__Items from an interface collection__.
◆ ◆ ◆ ◆ ◆ ◆ ◆

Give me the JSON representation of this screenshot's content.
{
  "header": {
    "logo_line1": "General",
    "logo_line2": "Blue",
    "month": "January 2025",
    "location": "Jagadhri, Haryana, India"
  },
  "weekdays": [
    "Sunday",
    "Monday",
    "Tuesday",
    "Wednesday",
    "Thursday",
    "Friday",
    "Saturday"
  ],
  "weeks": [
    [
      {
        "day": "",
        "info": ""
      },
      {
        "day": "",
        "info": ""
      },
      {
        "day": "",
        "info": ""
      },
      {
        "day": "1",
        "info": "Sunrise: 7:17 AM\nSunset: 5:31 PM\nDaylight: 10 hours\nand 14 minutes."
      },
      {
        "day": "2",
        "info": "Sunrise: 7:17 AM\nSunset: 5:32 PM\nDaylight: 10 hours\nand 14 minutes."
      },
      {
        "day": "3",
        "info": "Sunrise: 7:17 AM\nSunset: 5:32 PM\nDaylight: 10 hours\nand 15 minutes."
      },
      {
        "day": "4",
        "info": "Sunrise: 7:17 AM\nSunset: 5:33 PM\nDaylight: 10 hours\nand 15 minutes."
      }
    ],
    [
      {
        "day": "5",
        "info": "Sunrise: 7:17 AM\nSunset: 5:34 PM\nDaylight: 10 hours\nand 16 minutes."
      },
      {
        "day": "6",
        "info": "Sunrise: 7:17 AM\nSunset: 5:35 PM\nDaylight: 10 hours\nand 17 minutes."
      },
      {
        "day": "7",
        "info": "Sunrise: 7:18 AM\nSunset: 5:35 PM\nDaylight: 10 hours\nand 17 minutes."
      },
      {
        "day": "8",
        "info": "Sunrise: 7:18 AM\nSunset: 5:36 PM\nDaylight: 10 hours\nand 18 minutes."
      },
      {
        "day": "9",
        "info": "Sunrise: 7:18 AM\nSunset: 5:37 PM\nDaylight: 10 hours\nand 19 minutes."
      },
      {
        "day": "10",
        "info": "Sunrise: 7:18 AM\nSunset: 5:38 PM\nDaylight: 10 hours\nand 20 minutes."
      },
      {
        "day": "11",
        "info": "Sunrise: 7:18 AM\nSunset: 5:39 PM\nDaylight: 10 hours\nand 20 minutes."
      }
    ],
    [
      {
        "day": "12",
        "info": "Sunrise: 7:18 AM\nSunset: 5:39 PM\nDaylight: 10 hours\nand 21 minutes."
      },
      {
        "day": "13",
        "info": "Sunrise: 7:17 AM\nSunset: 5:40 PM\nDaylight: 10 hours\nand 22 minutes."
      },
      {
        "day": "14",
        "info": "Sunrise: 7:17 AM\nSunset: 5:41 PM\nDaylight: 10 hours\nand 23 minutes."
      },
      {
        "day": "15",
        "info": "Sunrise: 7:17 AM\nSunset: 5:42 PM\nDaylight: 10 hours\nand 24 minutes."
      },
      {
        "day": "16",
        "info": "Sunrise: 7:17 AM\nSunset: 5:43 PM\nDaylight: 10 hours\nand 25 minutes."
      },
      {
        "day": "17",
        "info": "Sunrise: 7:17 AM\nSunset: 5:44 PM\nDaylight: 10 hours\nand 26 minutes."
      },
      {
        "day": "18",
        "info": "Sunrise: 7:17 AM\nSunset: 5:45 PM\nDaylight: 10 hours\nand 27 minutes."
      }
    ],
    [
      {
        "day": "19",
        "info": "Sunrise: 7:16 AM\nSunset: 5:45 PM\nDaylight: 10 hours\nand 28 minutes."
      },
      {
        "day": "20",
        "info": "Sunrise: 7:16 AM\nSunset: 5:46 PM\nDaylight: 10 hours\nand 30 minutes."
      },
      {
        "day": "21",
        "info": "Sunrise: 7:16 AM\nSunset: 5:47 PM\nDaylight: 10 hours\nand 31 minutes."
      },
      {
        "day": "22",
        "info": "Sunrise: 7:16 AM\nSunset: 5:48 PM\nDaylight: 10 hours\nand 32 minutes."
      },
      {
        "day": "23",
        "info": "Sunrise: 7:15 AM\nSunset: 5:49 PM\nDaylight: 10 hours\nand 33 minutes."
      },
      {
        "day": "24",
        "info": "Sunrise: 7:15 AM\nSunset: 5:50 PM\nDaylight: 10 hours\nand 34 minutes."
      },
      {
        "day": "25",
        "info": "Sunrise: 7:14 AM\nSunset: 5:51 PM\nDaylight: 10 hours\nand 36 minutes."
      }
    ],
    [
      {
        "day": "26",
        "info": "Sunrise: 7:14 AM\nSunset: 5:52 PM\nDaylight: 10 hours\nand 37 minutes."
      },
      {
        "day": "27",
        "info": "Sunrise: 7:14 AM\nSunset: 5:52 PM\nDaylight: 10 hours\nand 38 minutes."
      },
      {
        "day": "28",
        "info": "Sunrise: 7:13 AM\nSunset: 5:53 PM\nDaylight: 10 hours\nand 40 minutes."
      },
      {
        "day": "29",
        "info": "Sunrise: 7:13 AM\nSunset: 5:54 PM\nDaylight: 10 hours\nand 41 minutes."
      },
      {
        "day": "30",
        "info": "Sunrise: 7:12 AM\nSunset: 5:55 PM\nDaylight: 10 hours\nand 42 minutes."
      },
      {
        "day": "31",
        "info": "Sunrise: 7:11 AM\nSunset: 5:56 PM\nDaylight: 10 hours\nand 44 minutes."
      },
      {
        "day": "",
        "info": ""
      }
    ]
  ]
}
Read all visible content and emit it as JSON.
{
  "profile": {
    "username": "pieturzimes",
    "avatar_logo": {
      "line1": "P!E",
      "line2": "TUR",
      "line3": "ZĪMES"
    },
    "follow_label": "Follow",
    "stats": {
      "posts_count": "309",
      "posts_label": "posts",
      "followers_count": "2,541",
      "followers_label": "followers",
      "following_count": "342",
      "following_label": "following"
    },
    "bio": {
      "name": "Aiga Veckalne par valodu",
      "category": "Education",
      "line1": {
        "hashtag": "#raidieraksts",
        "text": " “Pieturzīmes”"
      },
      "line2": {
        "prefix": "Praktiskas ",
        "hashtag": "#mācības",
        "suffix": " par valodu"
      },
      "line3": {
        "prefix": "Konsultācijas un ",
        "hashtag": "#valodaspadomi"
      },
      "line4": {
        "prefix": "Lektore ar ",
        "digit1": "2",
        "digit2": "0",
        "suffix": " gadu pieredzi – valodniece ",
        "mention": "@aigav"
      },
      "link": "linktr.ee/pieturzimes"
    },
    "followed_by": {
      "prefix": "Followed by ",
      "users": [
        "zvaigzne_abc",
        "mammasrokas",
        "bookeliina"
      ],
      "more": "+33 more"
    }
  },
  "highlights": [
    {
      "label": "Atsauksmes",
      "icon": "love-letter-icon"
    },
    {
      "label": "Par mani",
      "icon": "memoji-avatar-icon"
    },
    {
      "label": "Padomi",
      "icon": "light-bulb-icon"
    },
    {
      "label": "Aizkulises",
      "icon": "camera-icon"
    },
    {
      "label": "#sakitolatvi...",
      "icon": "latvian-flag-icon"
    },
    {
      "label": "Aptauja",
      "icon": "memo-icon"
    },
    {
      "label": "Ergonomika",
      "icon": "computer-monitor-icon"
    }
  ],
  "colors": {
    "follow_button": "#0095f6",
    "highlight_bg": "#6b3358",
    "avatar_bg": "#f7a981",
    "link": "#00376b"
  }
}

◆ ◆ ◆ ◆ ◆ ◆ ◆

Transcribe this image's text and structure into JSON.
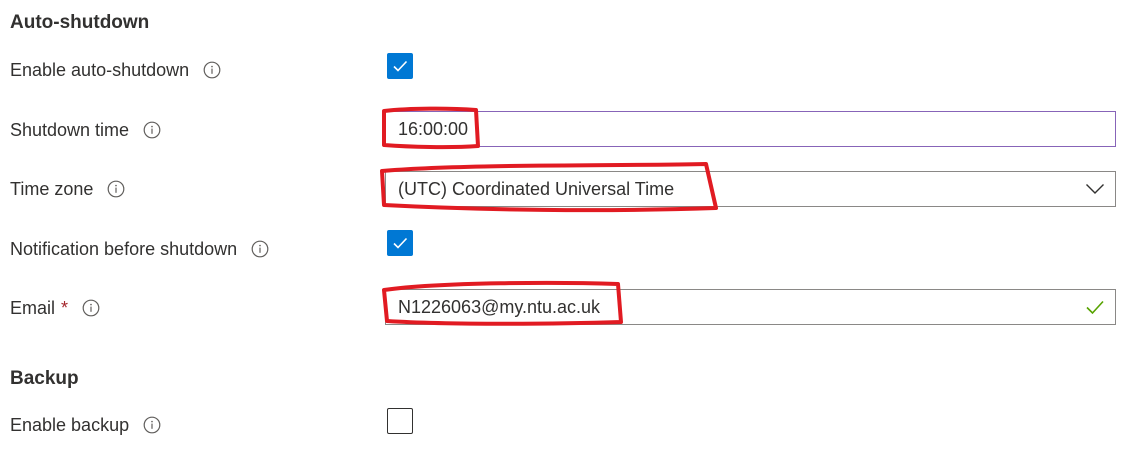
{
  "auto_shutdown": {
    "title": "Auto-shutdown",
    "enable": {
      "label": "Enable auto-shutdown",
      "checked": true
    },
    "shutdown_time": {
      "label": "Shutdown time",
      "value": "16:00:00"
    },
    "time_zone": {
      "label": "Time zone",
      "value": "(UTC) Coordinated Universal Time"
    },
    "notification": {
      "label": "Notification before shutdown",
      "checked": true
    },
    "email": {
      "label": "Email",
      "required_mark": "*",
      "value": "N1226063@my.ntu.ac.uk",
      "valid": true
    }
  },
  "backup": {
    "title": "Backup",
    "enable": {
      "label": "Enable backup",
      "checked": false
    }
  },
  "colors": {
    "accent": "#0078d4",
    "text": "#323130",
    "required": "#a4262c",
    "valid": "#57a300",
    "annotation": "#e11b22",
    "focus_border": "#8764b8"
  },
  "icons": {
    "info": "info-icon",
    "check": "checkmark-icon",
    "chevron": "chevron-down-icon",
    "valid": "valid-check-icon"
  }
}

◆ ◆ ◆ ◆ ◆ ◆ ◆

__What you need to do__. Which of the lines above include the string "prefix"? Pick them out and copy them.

__Your response__.
        "prefix": "Praktiskas ",
        "prefix": "Konsultācijas un ",
        "prefix": "Lektore ar ",
      "prefix": "Followed by ",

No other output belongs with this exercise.